Readers who are not Jain might find it fascinating to explore Jain versions of the Ramayana and Mahabharat that Pattanaik refers to. In the Jain Ramayana, the vaanar are not monkeys but tribes carrying flags with the emblem of a monkey; likewise, the rakshasas are not demons but guardians of forests. The book also draws attention to Krishna’s cousin Neminath, who walked out of his own wedding because he could not bear to hear the cries of animals being slaughtered for the feast. This man became a monk and later a tirthankar.
Though Pattanaik does make references to Islam, Christianity, and Judaism, these are relatively scarce. This is quite understandable because religions originating in the same geographical region perhaps tend to have more in common in terms of beliefs and practices.
While I knew that Jains make up less than one per cent of India’s population, I was pleasantly surprised to find out that the community has “a literacy rate of over 90 per cent” and contributes to “a quarter (speculated) of India’s income tax collection”. I was surprised too to learn from this book that Jain monks invented the game of snakes and ladders. I have seen them walking barefoot, receiving alms, and giving teachings. I have never thought of them in connection with games.
Portions of the book that refer to attacks on Jain temples and Jain monks by Muslim warlords from Central Asia and Shaivites and Vaishnavites in India made me uncomfortable because reading about atrocities in the past can bring up feelings of resentment. It seems futile to hold people who are alive today responsible for what their ancestors might have done. When religion and politics come together, things can get ugly. It is more beneficial to practise restraint.

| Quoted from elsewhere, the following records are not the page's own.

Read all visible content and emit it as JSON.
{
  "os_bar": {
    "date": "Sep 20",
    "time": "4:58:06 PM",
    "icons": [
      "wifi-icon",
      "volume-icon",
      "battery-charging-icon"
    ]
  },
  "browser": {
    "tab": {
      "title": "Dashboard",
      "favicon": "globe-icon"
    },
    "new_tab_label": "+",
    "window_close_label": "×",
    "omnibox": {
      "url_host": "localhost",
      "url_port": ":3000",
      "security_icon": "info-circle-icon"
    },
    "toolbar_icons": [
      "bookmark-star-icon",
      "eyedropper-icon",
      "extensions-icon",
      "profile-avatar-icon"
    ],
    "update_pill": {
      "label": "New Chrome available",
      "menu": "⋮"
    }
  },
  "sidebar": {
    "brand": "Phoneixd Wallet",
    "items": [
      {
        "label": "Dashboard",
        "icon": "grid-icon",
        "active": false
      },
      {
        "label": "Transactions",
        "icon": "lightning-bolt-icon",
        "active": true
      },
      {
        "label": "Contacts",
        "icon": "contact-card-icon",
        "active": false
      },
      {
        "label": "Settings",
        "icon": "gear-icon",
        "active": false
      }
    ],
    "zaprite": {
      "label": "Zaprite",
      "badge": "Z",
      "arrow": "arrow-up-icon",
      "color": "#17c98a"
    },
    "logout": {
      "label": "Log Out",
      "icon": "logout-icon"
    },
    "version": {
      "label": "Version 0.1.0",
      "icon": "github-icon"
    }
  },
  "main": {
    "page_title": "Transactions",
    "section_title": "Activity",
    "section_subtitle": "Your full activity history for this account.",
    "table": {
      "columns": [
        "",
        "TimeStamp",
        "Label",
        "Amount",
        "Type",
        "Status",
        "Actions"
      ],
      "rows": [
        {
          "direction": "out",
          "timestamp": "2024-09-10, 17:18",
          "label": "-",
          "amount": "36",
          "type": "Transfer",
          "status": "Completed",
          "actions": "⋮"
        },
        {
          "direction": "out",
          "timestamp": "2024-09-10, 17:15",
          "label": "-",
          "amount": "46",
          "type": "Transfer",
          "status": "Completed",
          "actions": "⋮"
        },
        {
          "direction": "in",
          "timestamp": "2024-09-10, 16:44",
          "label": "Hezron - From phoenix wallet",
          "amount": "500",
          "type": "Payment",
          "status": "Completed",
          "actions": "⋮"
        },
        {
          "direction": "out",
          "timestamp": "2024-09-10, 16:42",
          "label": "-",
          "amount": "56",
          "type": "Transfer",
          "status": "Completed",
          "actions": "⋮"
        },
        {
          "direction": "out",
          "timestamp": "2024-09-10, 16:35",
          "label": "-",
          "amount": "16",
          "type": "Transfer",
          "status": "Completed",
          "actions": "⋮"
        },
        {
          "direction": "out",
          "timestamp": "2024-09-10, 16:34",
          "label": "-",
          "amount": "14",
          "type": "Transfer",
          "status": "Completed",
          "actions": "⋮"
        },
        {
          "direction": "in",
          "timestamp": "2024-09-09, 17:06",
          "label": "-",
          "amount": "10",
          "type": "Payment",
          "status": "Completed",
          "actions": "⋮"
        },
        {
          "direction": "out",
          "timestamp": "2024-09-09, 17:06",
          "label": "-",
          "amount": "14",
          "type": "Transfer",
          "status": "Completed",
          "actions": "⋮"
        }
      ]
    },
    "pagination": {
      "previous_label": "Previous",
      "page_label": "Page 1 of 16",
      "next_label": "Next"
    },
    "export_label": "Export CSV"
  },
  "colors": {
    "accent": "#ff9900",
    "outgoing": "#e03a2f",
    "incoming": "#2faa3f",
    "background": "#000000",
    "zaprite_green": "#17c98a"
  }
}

Apart from hinting at how Jainism can contribute to dialogues around ecology and consumption, Pattanaik has included an essay on queerness, especially as petitions for marriage equality before the Supreme Court of India included one by a Jain couple – Vaibhav Jain and Parag Mehta. This is not the first time that Pattanaik has brought Jainism into the conversation about queerness. In the past, he wrote the introduction to a 2017 book called I Am Divine So Are You: How Buddhism, Jainism, Sikhism and Hinduism affirm the dignity of queer identities and sexualities, edited by Jerry Johnson.
In sum, even if this isn’t the definitive book on Jainism, it is worth reading. Of course, no book can claim to be the final word, especially as Jain thought itself highlights the foolishness of such a narrow, self-righteous enterprise. As Pattanaik states, “Read this book in the spirit of curiosity, not combat, as advised by Jain sages.” I would add: Read it without assuming that Jainism arose as a reaction to Hinduism, or that Jainism is a subset of Hinduism. These frames can be limiting. Holding on to them deprives the individual of clear-sightedness.
Chintan Girish Modi is a freelance writer, journalist and book reviewer.